(Data about app and page elements)
#####
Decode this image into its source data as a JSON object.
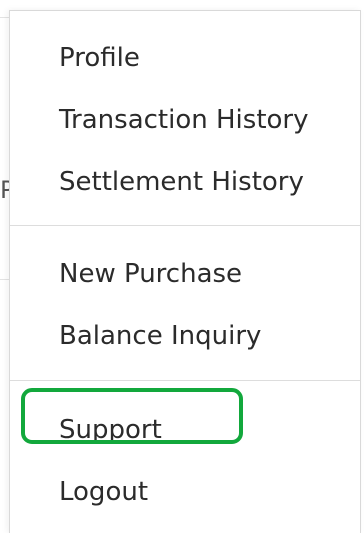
{
  "menu": {
    "items": [
      {
        "label": "Profile"
      },
      {
        "label": "Transaction History"
      },
      {
        "label": "Settlement History"
      },
      {
        "label": "New Purchase"
      },
      {
        "label": "Balance Inquiry"
      },
      {
        "label": "Support"
      },
      {
        "label": "Logout"
      }
    ]
  },
  "highlight": {
    "item": "Support",
    "color": "#12a83c"
  },
  "colors": {
    "text": "#2b2b2b",
    "divider": "#dddddd",
    "border": "#d9d9d9"
  }
}
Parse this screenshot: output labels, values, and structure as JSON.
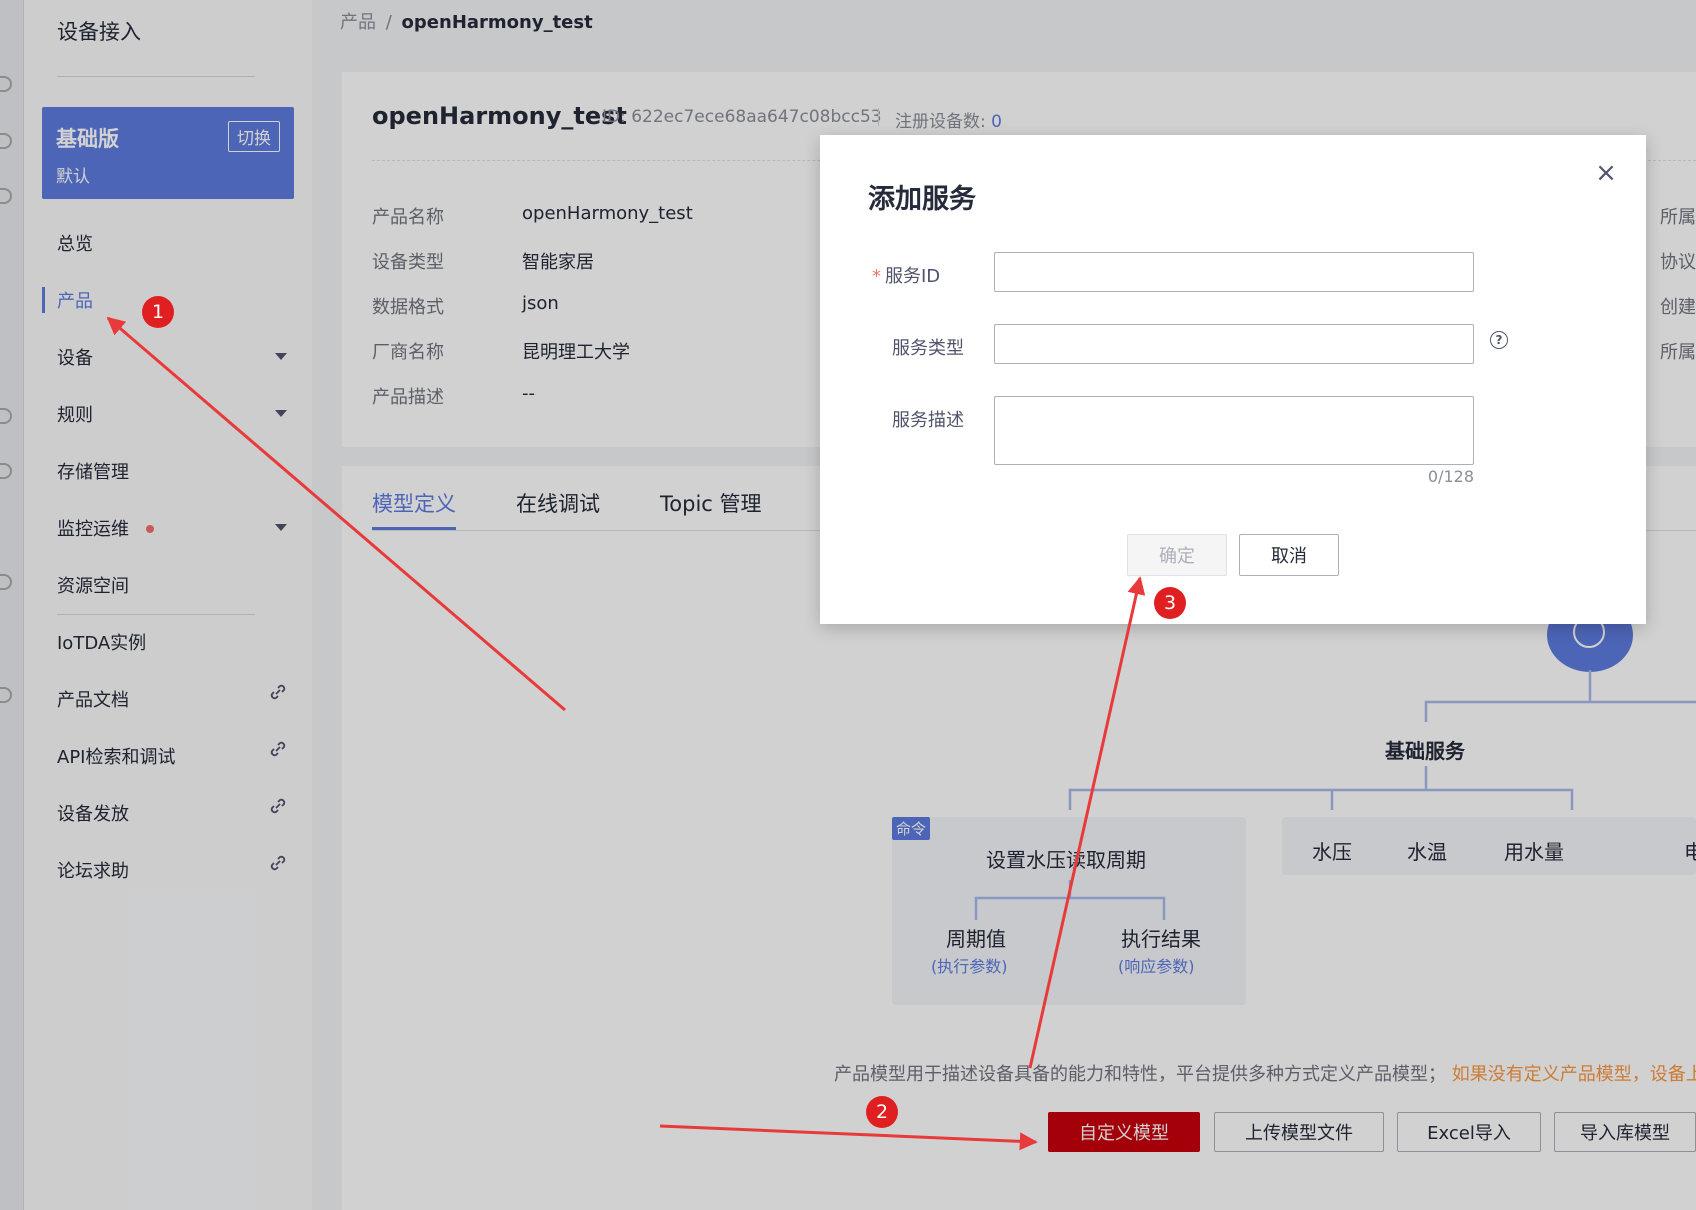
{
  "sidebar": {
    "title": "设备接入",
    "plan": {
      "name": "基础版",
      "switch": "切换",
      "default": "默认"
    },
    "items": [
      {
        "label": "总览"
      },
      {
        "label": "产品"
      },
      {
        "label": "设备"
      },
      {
        "label": "规则"
      },
      {
        "label": "存储管理"
      },
      {
        "label": "监控运维"
      },
      {
        "label": "资源空间"
      },
      {
        "label": "IoTDA实例"
      },
      {
        "label": "产品文档"
      },
      {
        "label": "API检索和调试"
      },
      {
        "label": "设备发放"
      },
      {
        "label": "论坛求助"
      }
    ]
  },
  "breadcrumb": {
    "root": "产品",
    "sep": "/",
    "current": "openHarmony_test"
  },
  "product": {
    "name": "openHarmony_test",
    "id_text": "ID: 622ec7ece68aa647c08bcc53",
    "count_label": "注册设备数: ",
    "count_value": "0",
    "fields": [
      {
        "label": "产品名称",
        "value": "openHarmony_test"
      },
      {
        "label": "设备类型",
        "value": "智能家居"
      },
      {
        "label": "数据格式",
        "value": "json"
      },
      {
        "label": "厂商名称",
        "value": "昆明理工大学"
      },
      {
        "label": "产品描述",
        "value": "--"
      }
    ],
    "right_labels": [
      "所属",
      "协议",
      "创建",
      "所属"
    ]
  },
  "tabs": [
    {
      "label": "模型定义"
    },
    {
      "label": "在线调试"
    },
    {
      "label": "Topic 管理"
    }
  ],
  "diagram": {
    "basic_service": "基础服务",
    "command_badge": "命令",
    "command_name": "设置水压读取周期",
    "param_name": "周期值",
    "param_type": "(执行参数)",
    "result_name": "执行结果",
    "result_type": "(响应参数)",
    "properties": [
      "水压",
      "水温",
      "用水量",
      "电"
    ]
  },
  "description": {
    "text": "产品模型用于描述设备具备的能力和特性，平台提供多种方式定义产品模型；",
    "warn": "如果没有定义产品模型，设备上"
  },
  "actions": {
    "custom_model": "自定义模型",
    "upload_model": "上传模型文件",
    "excel_import": "Excel导入",
    "import_library": "导入库模型"
  },
  "modal": {
    "title": "添加服务",
    "close": "×",
    "service_id_label": "服务ID",
    "required_mark": "*",
    "service_type_label": "服务类型",
    "service_desc_label": "服务描述",
    "service_id_value": "",
    "service_type_value": "",
    "service_desc_value": "",
    "help": "?",
    "counter": "0/128",
    "confirm": "确定",
    "cancel": "取消"
  },
  "annotations": [
    "1",
    "2",
    "3"
  ],
  "colors": {
    "accent": "#5e7ce0",
    "primary_button": "#c7000b",
    "annotation": "#e02020"
  }
}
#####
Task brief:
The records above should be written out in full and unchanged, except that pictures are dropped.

Output:
Decode this image into its source data as a JSON object.
{
  "menu": {
    "items": [
      {
        "label": "Profile"
      },
      {
        "label": "Transaction History"
      },
      {
        "label": "Settlement History"
      },
      {
        "label": "New Purchase"
      },
      {
        "label": "Balance Inquiry"
      },
      {
        "label": "Support"
      },
      {
        "label": "Logout"
      }
    ]
  },
  "highlight": {
    "item": "Support",
    "color": "#12a83c"
  },
  "colors": {
    "text": "#2b2b2b",
    "divider": "#dddddd",
    "border": "#d9d9d9"
  }
}
Parse this screenshot: output labels, values, and structure as JSON.
{
  "sidebar": {
    "title": "设备接入",
    "plan": {
      "name": "基础版",
      "switch": "切换",
      "default": "默认"
    },
    "items": [
      {
        "label": "总览"
      },
      {
        "label": "产品"
      },
      {
        "label": "设备"
      },
      {
        "label": "规则"
      },
      {
        "label": "存储管理"
      },
      {
        "label": "监控运维"
      },
      {
        "label": "资源空间"
      },
      {
        "label": "IoTDA实例"
      },
      {
        "label": "产品文档"
      },
      {
        "label": "API检索和调试"
      },
      {
        "label": "设备发放"
      },
      {
        "label": "论坛求助"
      }
    ]
  },
  "breadcrumb": {
    "root": "产品",
    "sep": "/",
    "current": "openHarmony_test"
  },
  "product": {
    "name": "openHarmony_test",
    "id_text": "ID: 622ec7ece68aa647c08bcc53",
    "count_label": "注册设备数: ",
    "count_value": "0",
    "fields": [
      {
        "label": "产品名称",
        "value": "openHarmony_test"
      },
      {
        "label": "设备类型",
        "value": "智能家居"
      },
      {
        "label": "数据格式",
        "value": "json"
      },
      {
        "label": "厂商名称",
        "value": "昆明理工大学"
      },
      {
        "label": "产品描述",
        "value": "--"
      }
    ],
    "right_labels": [
      "所属",
      "协议",
      "创建",
      "所属"
    ]
  },
  "tabs": [
    {
      "label": "模型定义"
    },
    {
      "label": "在线调试"
    },
    {
      "label": "Topic 管理"
    }
  ],
  "diagram": {
    "basic_service": "基础服务",
    "command_badge": "命令",
    "command_name": "设置水压读取周期",
    "param_name": "周期值",
    "param_type": "(执行参数)",
    "result_name": "执行结果",
    "result_type": "(响应参数)",
    "properties": [
      "水压",
      "水温",
      "用水量",
      "电"
    ]
  },
  "description": {
    "text": "产品模型用于描述设备具备的能力和特性，平台提供多种方式定义产品模型；",
    "warn": "如果没有定义产品模型，设备上"
  },
  "actions": {
    "custom_model": "自定义模型",
    "upload_model": "上传模型文件",
    "excel_import": "Excel导入",
    "import_library": "导入库模型"
  },
  "modal": {
    "title": "添加服务",
    "close": "×",
    "service_id_label": "服务ID",
    "required_mark": "*",
    "service_type_label": "服务类型",
    "service_desc_label": "服务描述",
    "service_id_value": "",
    "service_type_value": "",
    "service_desc_value": "",
    "help": "?",
    "counter": "0/128",
    "confirm": "确定",
    "cancel": "取消"
  },
  "annotations": [
    "1",
    "2",
    "3"
  ],
  "colors": {
    "accent": "#5e7ce0",
    "primary_button": "#c7000b",
    "annotation": "#e02020"
  }
}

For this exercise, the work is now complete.